Discussion and Analysis by Charles Porter:
Natural uncertainty amongst geopolitical insecurity: Part Two.
Whilst the media has abounded with talk of a risk off environment precipitated by numerous central bank announcements and geopolitical threats, natural disasters are embedding themselves upon our radar. Our thoughts and concerns truly rest with those affected, either directly or indirectly. This article addresses the financial legacy and currency purchasing power that those emerging from these terrible natural geographical events will awaken to. This article tests the hypothesis generated within Part One.
Wednesday 23rd August marks the date of the declaration of a State of Disaster across endangered regions of Texas. This was a pre-emptive move in order to convey the severity of the tropical depression and the need to prepare. Despite the potential for currency speculation and risk management before this date, we should expect this date to mark the active pursuit of hedging against threatened asset exposure. Therefore, the logic expounded within part one would dictate that a deterioration in the value of the United States’ Dollar (USD) should coincide with this date.
In the stacked graph above, we analyse this event within the Dollar against the Great British Pound (GBP) and, below that, the Euro. Within the two graphs, the vertical orange line demarks the State of Disaster declaration with the corresponding yellow line marking the manifestation of the damage following the depression’s landfall. Thus, between the orange and yellow lines, the value of the USD should deteriorate.

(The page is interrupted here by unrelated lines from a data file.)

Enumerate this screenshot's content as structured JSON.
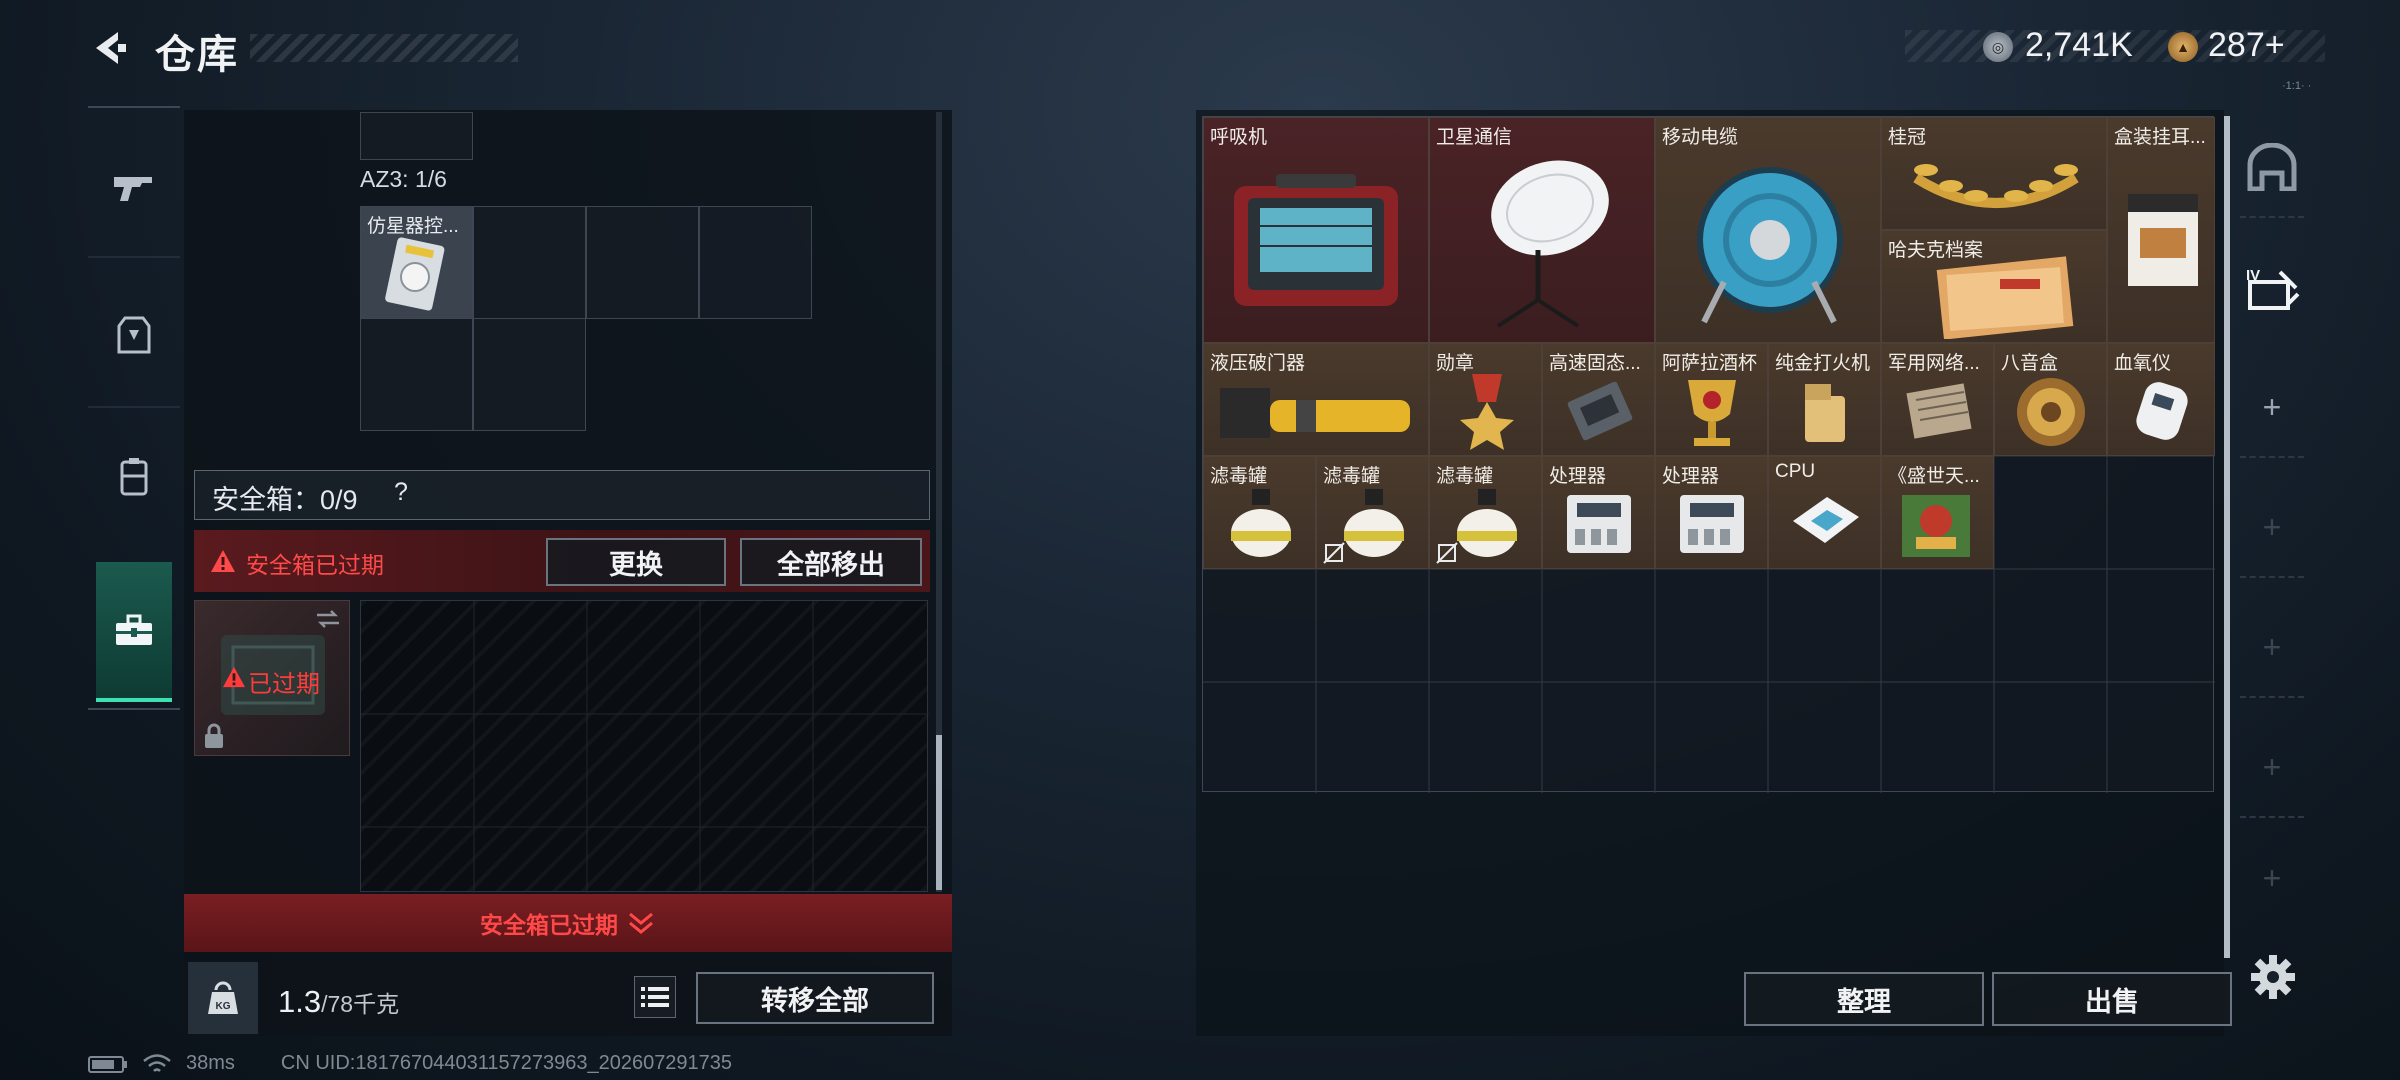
{
  "header": {
    "title": "仓库"
  },
  "currency": {
    "silver": "2,741K",
    "gold": "287+",
    "version": "·1:1· ·"
  },
  "left": {
    "az3_label": "AZ3: 1/6",
    "az3_item": "仿星器控...",
    "safebox_label": "安全箱：0/9",
    "safebox_help": "?",
    "expired_message": "安全箱已过期",
    "replace_btn": "更换",
    "move_all_out_btn": "全部移出",
    "safebox_status": "已过期",
    "collapse_text": "安全箱已过期",
    "weight_current": "1.3",
    "weight_max": "/78千克",
    "weight_icon_text": "KG",
    "transfer_all_btn": "转移全部"
  },
  "status": {
    "ping": "38ms",
    "uid": "CN UID:181767044031157273963_202607291735"
  },
  "items": [
    {
      "name": "呼吸机"
    },
    {
      "name": "卫星通信"
    },
    {
      "name": "移动电缆"
    },
    {
      "name": "桂冠"
    },
    {
      "name": "盒装挂耳..."
    },
    {
      "name": "哈夫克档案"
    },
    {
      "name": "液压破门器"
    },
    {
      "name": "勋章"
    },
    {
      "name": "高速固态..."
    },
    {
      "name": "阿萨拉酒杯"
    },
    {
      "name": "纯金打火机"
    },
    {
      "name": "军用网络..."
    },
    {
      "name": "八音盒"
    },
    {
      "name": "血氧仪"
    },
    {
      "name": "滤毒罐"
    },
    {
      "name": "滤毒罐"
    },
    {
      "name": "滤毒罐"
    },
    {
      "name": "处理器"
    },
    {
      "name": "处理器"
    },
    {
      "name": "CPU"
    },
    {
      "name": "《盛世天..."
    }
  ],
  "actions": {
    "sort": "整理",
    "sell": "出售"
  },
  "colors": {
    "accent_teal": "#3ee0b2",
    "alert_red": "#ff4a4a",
    "item_red_bg": "#4a2326",
    "item_brown_bg": "#4a3a2c"
  }
}
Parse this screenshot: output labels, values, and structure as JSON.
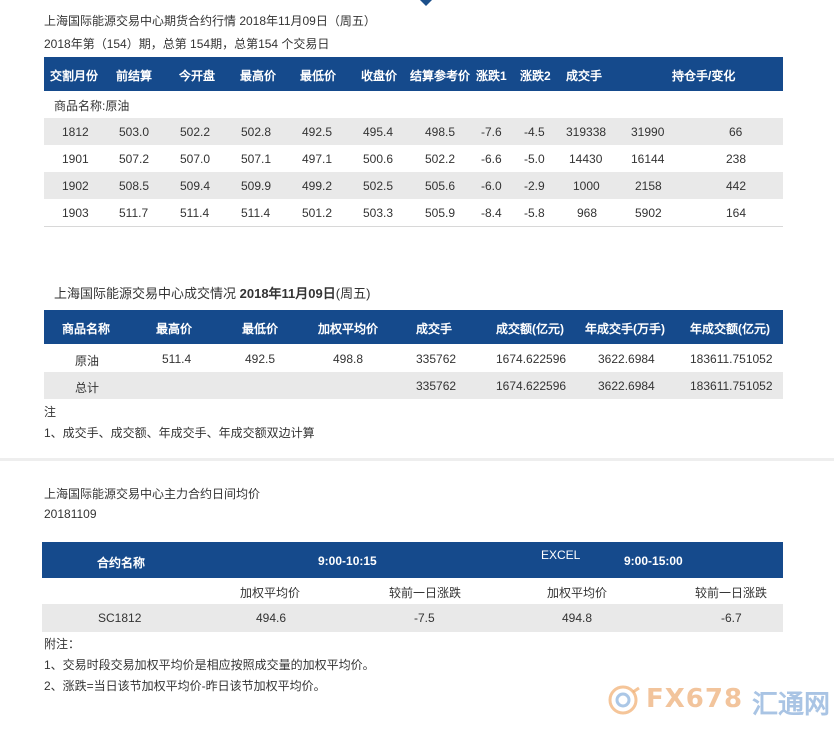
{
  "section1": {
    "title": "上海国际能源交易中心期货合约行情 2018年11月09日（周五）",
    "subtitle": "2018年第（154）期，总第 154期，总第154 个交易日",
    "headers": [
      "交割月份",
      "前结算",
      "今开盘",
      "最高价",
      "最低价",
      "收盘价",
      "结算参考价",
      "涨跌1",
      "涨跌2",
      "成交手",
      "持仓手/变化"
    ],
    "product_label": "商品名称:原油",
    "rows": [
      [
        "1812",
        "503.0",
        "502.2",
        "502.8",
        "492.5",
        "495.4",
        "498.5",
        "-7.6",
        "-4.5",
        "319338",
        "31990",
        "66"
      ],
      [
        "1901",
        "507.2",
        "507.0",
        "507.1",
        "497.1",
        "500.6",
        "502.2",
        "-6.6",
        "-5.0",
        "14430",
        "16144",
        "238"
      ],
      [
        "1902",
        "508.5",
        "509.4",
        "509.9",
        "499.2",
        "502.5",
        "505.6",
        "-6.0",
        "-2.9",
        "1000",
        "2158",
        "442"
      ],
      [
        "1903",
        "511.7",
        "511.4",
        "511.4",
        "501.2",
        "503.3",
        "505.9",
        "-8.4",
        "-5.8",
        "968",
        "5902",
        "164"
      ]
    ]
  },
  "section2": {
    "title_prefix": "上海国际能源交易中心成交情况 ",
    "title_bold": "2018年11月09日",
    "title_suffix": "(周五)",
    "headers": [
      "商品名称",
      "最高价",
      "最低价",
      "加权平均价",
      "成交手",
      "成交额(亿元)",
      "年成交手(万手)",
      "年成交额(亿元)"
    ],
    "rows": [
      [
        "原油",
        "511.4",
        "492.5",
        "498.8",
        "335762",
        "1674.622596",
        "3622.6984",
        "183611.751052"
      ],
      [
        "总计",
        "",
        "",
        "",
        "335762",
        "1674.622596",
        "3622.6984",
        "183611.751052"
      ]
    ],
    "note_label": "注",
    "note_text": "1、成交手、成交额、年成交手、年成交额双边计算"
  },
  "section3": {
    "title": "上海国际能源交易中心主力合约日间均价",
    "date": "20181109",
    "headers": {
      "contract": "合约名称",
      "session1": "9:00-10:15",
      "excel": "EXCEL",
      "session2": "9:00-15:00"
    },
    "subheaders": [
      "加权平均价",
      "较前一日涨跌",
      "加权平均价",
      "较前一日涨跌"
    ],
    "row": [
      "SC1812",
      "494.6",
      "-7.5",
      "494.8",
      "-6.7"
    ],
    "notes_label": "附注：",
    "notes": [
      "1、交易时段交易加权平均价是相应按照成交量的加权平均价。",
      "2、涨跌=当日该节加权平均价-昨日该节加权平均价。"
    ]
  },
  "watermark": {
    "brand": "FX678",
    "cn": "汇通网"
  }
}
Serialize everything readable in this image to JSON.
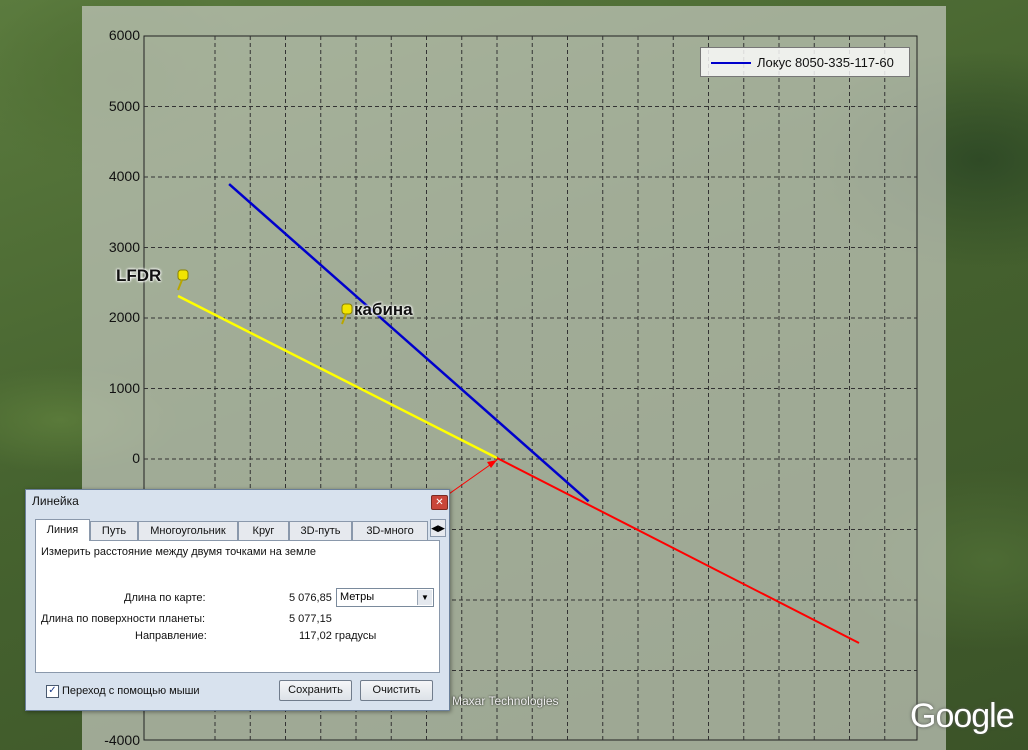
{
  "chart_data": {
    "type": "line",
    "ylim": [
      -4000,
      6000
    ],
    "yticks": [
      "6000",
      "5000",
      "4000",
      "3000",
      "2000",
      "1000",
      "0",
      "-4000"
    ],
    "grid": true,
    "legend_position": "top-right",
    "series": [
      {
        "name": "Локус 8050-335-117-60",
        "color": "#0000cc",
        "x": [
          -3800,
          1300
        ],
        "y": [
          3900,
          -600
        ]
      }
    ]
  },
  "placemarks": [
    {
      "label": "LFDR"
    },
    {
      "label": "кабина"
    }
  ],
  "colors": {
    "measure_line": "#ff0000",
    "yellow_path": "#ffff00",
    "pin": "#f2e400"
  },
  "copyright": "Maxar Technologies",
  "logo": "Google",
  "ruler": {
    "title": "Линейка",
    "tabs": [
      "Линия",
      "Путь",
      "Многоугольник",
      "Круг",
      "3D-путь",
      "3D-много"
    ],
    "description": "Измерить расстояние между двумя точками на земле",
    "map_length_label": "Длина по карте:",
    "map_length_value": "5 076,85",
    "unit": "Метры",
    "surface_length_label": "Длина по поверхности планеты:",
    "surface_length_value": "5 077,15",
    "heading_label": "Направление:",
    "heading_value": "117,02 градусы",
    "mouse_nav_label": "Переход с помощью мыши",
    "mouse_nav_checked": true,
    "save_label": "Сохранить",
    "clear_label": "Очистить"
  }
}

Clearly, this expectation is empirically validated. However, in order to justify this explanation, the ‘ceteris paribus’ condition must hold. Therefore, there should not be an alternative event that could be reasonably attributed to either a devaluation of the USD or a simultaneous revaluation of both GBP and the Euro.
Undermining this trend’s support for the storm hypothesis, there are many notable events within this time period. Most importantly, two speeches on the 23rd and 25th of August generated strong rallies within the Euro. Both of these events spurred the value of the Euro considerably. Within the lower graph, therefore, the inter-marker volatility is at least in part attributable to the Euro, not the USD. Draghi spurred the Euro during these speeches by praising the Quantitative Easing program and choosing not to attempt to talk down the currency and arrest is sustained appreciation.
Similarly, the latter of these two speeches saw Janet Yellen, Federal Reserve Chair, precipitate a mild depreciation of the USD. Yellen’s effect upon the USD permeates across most currency pairs including the GBP and the Euro. Therefore, the mutual reinforcement of central banker announcements could be confused for the artificial verification of the natural disaster hypotheses. Furthermore, the broad risk off environment induced by the 25th August North Korean aggression and missile tests, lends further reasoning to a USD devaluation within this period.
Regarding the expectation following the storm’s impact, the affected currency should regain strength. As argued within the previous article, this is due to the repatriation of funds following from insurance claims and a re-equilibration of the investment potential and concomitant clearing exchange rate level. Again, this expectation appears to have been met, particularly within the Euro. Within the GBPUSD pair, the expectation is not completely undermined. Instead, the exchange rate appears to be more static.
Analysing the mechanisms behind these trends reveals that similar events over this period could explain the Dollar’s re-appreciation without reference to the repatriation of post-Harvey funds. Most notably, this period saw the second reading of US annualised second quarter GDP growth revised up to 3.0%. However, the general trend does lend, albeit qualified, support for the storm hypothesis as an underlying mechanism behind USD valuation.
Let us now turn to the powerful Mexican earthquake that struck in the early hours of this morning for an indication of the effect of an unforeseen natural disaster upon exchange rates.
Figure Two: The Euro – Mexican Peso exchange rate. The earthquake tremor registered at 05:49 BS.
The hypothesis clearly appears to be verified. Capital flight caused by the uncertainty derived from the natural event clearly manifests. This weakens the Peso against the Euro, generating an exaggerated spike. With time, the exchange rate appears to normalise back towards pre-tremor levels. This highly short-term view validates the unforeseen natural event hypothesis. Soon, we will be able to test whether a repatriation of insurance funds within the domestic economy will lead to an appreciation of the Peso given more time. The effect within the Peso this morning may have been moderated by the proximity of the event from the capital, Mexico City.